Filter the entries down to the lines containing "server", and copy those lines.
Content starts
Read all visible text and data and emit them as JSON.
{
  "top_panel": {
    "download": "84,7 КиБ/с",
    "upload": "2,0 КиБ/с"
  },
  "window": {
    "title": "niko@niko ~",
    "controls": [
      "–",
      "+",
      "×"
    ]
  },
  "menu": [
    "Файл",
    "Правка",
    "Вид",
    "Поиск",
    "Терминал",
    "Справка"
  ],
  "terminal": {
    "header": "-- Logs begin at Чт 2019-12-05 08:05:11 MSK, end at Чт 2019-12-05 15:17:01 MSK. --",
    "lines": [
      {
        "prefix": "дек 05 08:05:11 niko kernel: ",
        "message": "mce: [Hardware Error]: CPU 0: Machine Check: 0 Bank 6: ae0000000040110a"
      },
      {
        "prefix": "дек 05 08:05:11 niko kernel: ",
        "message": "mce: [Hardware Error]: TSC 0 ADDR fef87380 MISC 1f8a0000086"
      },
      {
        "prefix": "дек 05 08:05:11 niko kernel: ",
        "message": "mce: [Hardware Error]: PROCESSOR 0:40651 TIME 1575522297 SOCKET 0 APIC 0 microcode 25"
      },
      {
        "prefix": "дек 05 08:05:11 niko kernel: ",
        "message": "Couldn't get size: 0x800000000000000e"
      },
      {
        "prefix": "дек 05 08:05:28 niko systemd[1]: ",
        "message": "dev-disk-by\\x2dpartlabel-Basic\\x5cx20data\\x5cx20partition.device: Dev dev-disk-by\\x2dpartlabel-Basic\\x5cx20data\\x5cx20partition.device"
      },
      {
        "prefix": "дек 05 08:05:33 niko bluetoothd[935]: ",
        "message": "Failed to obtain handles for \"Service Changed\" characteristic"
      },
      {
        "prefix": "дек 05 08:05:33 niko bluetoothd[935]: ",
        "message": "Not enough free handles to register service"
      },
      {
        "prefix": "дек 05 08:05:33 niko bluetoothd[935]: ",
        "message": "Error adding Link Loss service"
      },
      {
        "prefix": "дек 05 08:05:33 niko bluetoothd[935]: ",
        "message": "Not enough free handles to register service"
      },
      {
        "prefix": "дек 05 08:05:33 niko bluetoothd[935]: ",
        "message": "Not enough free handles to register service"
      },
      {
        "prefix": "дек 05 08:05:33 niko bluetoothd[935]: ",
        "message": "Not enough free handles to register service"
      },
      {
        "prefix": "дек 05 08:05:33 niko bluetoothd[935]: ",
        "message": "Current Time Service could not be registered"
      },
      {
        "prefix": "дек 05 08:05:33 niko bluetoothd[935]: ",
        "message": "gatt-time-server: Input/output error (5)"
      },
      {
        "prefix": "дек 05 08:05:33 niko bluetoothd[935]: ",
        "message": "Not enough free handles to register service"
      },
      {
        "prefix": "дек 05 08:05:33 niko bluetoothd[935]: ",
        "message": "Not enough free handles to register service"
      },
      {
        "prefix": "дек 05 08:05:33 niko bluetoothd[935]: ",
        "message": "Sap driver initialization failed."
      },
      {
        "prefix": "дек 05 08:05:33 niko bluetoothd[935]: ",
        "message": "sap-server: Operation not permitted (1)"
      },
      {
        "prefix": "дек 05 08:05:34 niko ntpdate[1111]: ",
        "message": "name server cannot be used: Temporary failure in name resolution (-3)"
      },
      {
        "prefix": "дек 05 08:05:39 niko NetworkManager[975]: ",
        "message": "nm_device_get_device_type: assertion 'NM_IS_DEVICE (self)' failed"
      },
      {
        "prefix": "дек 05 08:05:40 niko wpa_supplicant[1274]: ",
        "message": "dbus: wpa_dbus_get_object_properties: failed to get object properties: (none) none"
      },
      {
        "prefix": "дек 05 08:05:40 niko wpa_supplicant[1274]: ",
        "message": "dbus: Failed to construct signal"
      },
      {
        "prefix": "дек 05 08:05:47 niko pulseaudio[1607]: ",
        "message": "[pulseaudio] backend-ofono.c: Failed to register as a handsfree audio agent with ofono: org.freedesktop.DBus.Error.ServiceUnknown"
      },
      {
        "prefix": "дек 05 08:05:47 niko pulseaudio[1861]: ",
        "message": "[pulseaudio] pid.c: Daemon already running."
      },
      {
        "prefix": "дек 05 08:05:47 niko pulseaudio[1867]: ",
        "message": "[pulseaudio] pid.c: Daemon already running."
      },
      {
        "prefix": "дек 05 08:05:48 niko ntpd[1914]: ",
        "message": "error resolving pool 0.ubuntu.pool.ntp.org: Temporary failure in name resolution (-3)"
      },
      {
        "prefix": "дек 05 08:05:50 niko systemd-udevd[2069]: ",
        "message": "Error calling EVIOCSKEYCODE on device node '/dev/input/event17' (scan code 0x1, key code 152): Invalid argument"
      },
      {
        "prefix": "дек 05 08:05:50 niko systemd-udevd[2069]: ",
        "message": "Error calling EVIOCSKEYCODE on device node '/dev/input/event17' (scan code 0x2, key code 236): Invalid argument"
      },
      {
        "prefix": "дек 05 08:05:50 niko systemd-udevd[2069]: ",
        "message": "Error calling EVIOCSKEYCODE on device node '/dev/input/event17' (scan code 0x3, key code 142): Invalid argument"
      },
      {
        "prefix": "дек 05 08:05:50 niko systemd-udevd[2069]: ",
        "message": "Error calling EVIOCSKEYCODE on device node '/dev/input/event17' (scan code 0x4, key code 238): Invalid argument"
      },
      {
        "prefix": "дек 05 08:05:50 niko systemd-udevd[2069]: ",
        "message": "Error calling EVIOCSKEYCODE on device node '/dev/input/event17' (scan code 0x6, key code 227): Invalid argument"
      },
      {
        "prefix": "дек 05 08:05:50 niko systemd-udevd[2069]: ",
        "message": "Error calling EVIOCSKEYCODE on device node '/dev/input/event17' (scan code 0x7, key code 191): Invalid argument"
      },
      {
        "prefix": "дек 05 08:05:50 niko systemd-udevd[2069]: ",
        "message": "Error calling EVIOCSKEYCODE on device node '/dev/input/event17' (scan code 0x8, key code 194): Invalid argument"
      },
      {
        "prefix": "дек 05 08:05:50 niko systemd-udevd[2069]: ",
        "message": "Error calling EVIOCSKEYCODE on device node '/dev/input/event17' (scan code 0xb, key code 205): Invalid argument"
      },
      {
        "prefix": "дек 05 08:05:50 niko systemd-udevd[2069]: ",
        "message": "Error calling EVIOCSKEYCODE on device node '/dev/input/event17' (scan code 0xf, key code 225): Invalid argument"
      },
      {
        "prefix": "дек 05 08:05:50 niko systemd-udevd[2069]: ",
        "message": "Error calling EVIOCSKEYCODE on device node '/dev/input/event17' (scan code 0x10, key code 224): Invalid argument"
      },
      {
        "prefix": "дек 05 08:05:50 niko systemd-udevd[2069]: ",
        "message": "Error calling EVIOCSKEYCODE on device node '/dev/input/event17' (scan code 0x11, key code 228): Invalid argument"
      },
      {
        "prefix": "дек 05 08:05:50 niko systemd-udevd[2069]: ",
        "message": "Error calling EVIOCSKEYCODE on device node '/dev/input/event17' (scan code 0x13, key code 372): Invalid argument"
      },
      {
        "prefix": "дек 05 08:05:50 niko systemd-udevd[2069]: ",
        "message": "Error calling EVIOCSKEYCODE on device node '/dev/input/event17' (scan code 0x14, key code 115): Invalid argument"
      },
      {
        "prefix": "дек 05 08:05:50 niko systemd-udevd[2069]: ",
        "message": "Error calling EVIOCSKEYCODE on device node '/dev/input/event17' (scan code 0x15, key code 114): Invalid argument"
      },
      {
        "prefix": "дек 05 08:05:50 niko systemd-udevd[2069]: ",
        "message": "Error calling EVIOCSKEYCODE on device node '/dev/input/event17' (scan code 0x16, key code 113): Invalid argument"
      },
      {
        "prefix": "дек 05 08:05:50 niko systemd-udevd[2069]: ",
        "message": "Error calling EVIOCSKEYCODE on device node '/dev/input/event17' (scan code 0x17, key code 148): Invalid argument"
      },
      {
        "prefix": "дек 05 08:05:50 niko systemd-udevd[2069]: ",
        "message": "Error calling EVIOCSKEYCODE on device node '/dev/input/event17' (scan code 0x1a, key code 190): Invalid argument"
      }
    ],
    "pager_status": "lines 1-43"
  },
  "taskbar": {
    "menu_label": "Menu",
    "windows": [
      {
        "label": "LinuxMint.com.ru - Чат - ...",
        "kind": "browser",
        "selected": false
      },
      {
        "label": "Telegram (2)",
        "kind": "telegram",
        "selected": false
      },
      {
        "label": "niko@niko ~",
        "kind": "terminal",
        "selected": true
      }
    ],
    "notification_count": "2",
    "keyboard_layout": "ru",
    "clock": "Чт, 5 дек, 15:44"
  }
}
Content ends
Answer section:
        "message": "gatt-time-server: Input/output error (5)"
        "message": "sap-server: Operation not permitted (1)"
        "message": "name server cannot be used: Temporary failure in name resolution (-3)"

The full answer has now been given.